"Both sides have to be alert and interested," Hyams says of the dynamic of the brunches. He is officially taking this academic year off but managed to schedule four brunches this semester before he leaves for Europe next week. The series will resume briefly when Hyams returns in January and in late April.
Hyams brings a broad curiosity to the brunch table. His questions go well beyond his guests' research and teaching, or even his own interests as a historian. He often throws out book recommendations, from "Guns, Germs and Steel" (the first freshman reading project at Cornell) to Norbert Wiener's "The Human Use of Human Beings" -- "one of THE great books," Hyams says.

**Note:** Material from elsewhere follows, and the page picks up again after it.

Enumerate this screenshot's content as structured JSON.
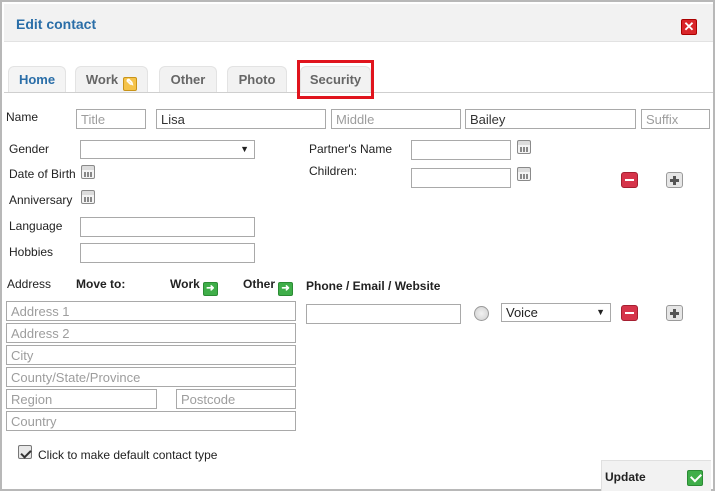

He has rarely had the same guest twice. "The merit of that is we have a large campus with a large number of interesting and varied people," he says.

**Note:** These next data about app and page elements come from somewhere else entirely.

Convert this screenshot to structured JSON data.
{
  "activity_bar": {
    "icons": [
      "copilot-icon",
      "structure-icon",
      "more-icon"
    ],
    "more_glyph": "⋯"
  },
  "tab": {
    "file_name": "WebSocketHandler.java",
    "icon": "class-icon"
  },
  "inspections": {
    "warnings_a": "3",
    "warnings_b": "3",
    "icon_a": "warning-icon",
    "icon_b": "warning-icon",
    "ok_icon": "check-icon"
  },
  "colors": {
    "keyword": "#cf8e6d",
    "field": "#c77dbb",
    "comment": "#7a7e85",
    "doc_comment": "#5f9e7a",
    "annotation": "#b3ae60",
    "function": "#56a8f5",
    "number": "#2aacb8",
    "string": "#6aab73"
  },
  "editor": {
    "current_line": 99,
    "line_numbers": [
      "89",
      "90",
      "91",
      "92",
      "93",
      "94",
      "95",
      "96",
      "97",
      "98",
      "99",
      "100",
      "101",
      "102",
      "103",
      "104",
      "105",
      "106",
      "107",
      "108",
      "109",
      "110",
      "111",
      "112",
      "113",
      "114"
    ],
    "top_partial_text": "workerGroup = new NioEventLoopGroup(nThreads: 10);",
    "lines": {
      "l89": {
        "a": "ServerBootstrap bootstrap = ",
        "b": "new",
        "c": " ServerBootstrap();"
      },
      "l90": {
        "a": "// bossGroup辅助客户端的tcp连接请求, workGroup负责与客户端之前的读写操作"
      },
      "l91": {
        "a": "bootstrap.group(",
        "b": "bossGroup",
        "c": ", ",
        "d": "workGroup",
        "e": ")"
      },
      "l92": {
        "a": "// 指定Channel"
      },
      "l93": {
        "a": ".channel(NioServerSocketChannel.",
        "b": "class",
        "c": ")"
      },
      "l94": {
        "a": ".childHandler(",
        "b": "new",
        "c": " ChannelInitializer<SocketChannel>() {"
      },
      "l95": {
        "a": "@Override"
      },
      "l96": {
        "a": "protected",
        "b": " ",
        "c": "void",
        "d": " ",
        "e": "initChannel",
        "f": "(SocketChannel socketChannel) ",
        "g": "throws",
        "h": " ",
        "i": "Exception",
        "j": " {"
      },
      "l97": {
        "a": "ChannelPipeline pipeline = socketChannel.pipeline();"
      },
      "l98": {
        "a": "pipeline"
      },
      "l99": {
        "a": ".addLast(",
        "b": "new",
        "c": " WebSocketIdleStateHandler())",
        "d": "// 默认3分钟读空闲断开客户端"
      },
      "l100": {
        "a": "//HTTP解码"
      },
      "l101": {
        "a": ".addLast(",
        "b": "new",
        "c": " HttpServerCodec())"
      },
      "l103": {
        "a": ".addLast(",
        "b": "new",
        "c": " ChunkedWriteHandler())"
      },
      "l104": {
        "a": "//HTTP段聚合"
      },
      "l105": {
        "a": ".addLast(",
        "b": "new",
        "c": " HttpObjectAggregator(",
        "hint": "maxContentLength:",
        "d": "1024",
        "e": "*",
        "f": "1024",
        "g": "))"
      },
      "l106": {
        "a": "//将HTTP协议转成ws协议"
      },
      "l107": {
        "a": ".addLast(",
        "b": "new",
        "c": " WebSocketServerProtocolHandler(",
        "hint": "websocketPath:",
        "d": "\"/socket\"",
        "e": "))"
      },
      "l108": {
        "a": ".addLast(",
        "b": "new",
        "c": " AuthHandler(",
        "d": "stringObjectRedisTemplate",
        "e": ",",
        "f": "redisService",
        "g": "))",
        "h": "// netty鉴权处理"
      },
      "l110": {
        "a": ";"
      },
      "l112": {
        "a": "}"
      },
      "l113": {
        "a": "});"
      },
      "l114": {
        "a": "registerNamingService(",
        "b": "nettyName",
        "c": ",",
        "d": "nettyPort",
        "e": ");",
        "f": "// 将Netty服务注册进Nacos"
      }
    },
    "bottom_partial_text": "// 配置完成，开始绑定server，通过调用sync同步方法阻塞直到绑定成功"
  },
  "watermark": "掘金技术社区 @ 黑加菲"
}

On Sept. 4 Hyams invited biologists and behaviorists Paul and Janet Sherman because "I'm curious about what scientists talk about over breakfast." Together, the Shermans teach a senior seminar, Darwinian Medicine. They told the students that they spend their spare time reading, hiking, fly-fishing and hunting for chanterelle mushrooms.
"We go to church often, and to us church is the woods," Paul Sherman said. "We're biologists, so that is our spiritual place."
Sherman raved about the summer hit movie "March of the Penguins," in which the birds walk 70 miles to a mating ground. Hyams was prompted to mention intelligent design, observing, "surely it can't happen by chance."
"You're pushing all of my buttons today," the biologist said. "One thing I say in my Darwinian Medicine class is how unintelligent the design is. We're a bundle of circumstances and mistakes."
On Sept. 11, novelist Alison Lurie, a professor emerita of English, came to brunch. Lurie said the events in "The War Between the Tates," her 1977 roman à clef of the marital (and extramarital) travails of a professor and his wife, "happened to people I know, but it happened at three different universities."
She also talked about the sexual mores and career aspirations prevalent when she was a student at Radcliffe. "What everyone expected [was] you'd work for a couple of years and then get married," she said. "When I first got to Ithaca, I was the second woman in the English department."
Unexpected connections between topics are frequent. So are laughter and thought-provoking asides. Looking to get to the bottom of theoretical and applied mathematics, Hyams asked Graeme Bailey, professor of computer science, his guest on Sept. 18, to "define what thought is" and "to what extent are numbers necessary, and is it possible to think without words?"
Said Bailey: "The process of understanding something is a highly creative exercise."
Hyams: "So you're making it up as you go along?"
Discussing patterns and information theory with Bailey, Hyams declared, "This is a blind alley. Clearly we shouldn't ask questions because it screws up information."
Hyams credits Campus Life and his "minder" at Appel Commons, Denice Cassaro, with helping him to present the series.
"I believe it is actually the best thing I do here," he says, "and the one with the most far-reaching consequences -- and the kind of experience that students remember for years and years afterward."